►

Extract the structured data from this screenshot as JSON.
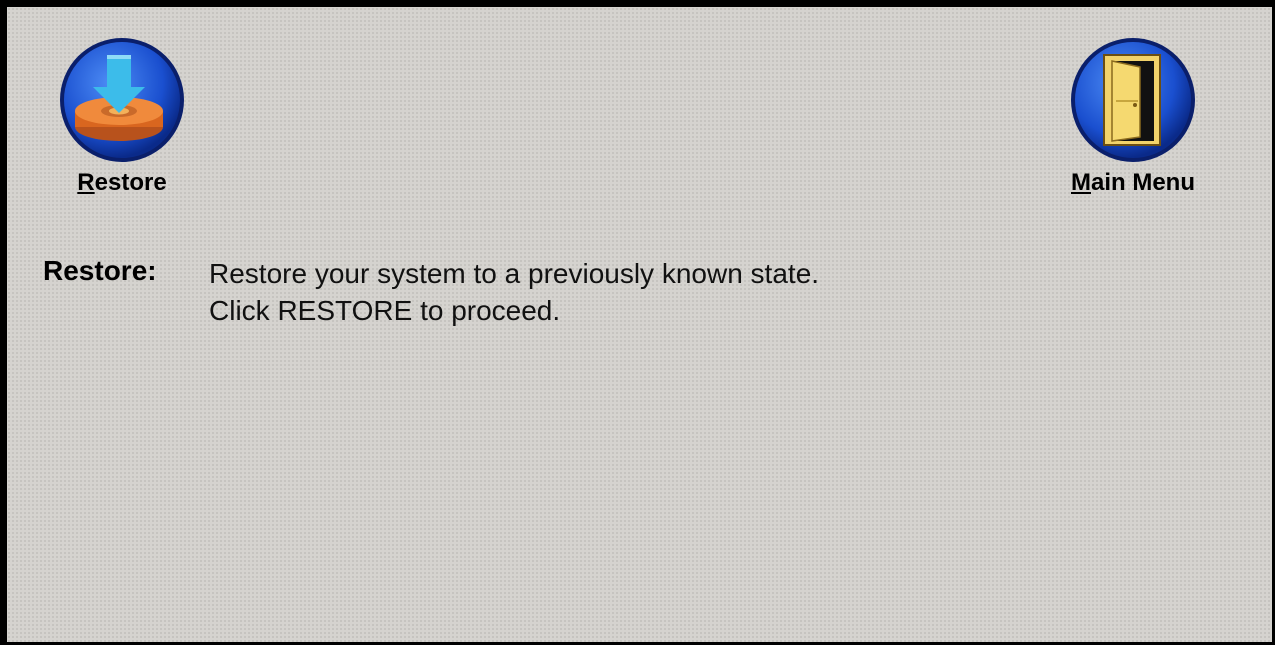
{
  "toolbar": {
    "restore": {
      "label_mnemonic": "R",
      "label_rest": "estore",
      "icon": "restore-disk-icon"
    },
    "main_menu": {
      "label_mnemonic": "M",
      "label_rest": "ain Menu",
      "icon": "door-exit-icon"
    }
  },
  "description": {
    "heading": "Restore:",
    "lines": [
      "Restore your system to a previously known state.",
      "Click RESTORE to proceed."
    ]
  },
  "colors": {
    "background": "#d5d3cf",
    "icon_circle": "#1b59d6",
    "arrow": "#37b6e6",
    "disk": "#e6782e",
    "door": "#f2d36b"
  }
}
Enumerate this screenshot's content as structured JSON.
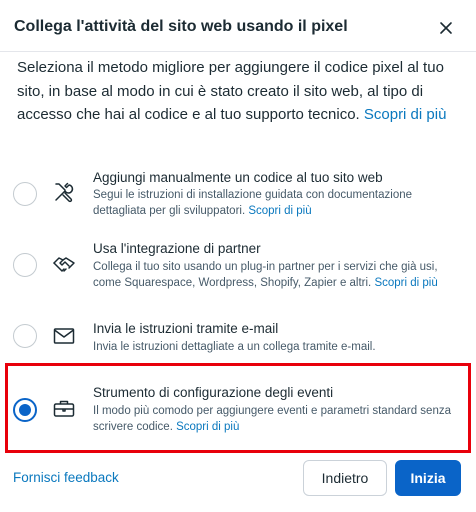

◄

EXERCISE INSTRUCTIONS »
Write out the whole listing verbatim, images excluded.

TASK RESPONSE »
Extract the structured data from this screenshot as JSON.
{
  "toolbar": {
    "restore": {
      "label_mnemonic": "R",
      "label_rest": "estore",
      "icon": "restore-disk-icon"
    },
    "main_menu": {
      "label_mnemonic": "M",
      "label_rest": "ain Menu",
      "icon": "door-exit-icon"
    }
  },
  "description": {
    "heading": "Restore:",
    "lines": [
      "Restore your system to a previously known state.",
      "Click RESTORE to proceed."
    ]
  },
  "colors": {
    "background": "#d5d3cf",
    "icon_circle": "#1b59d6",
    "arrow": "#37b6e6",
    "disk": "#e6782e",
    "door": "#f2d36b"
  }
}
Enumerate this screenshot's content as structured JSON.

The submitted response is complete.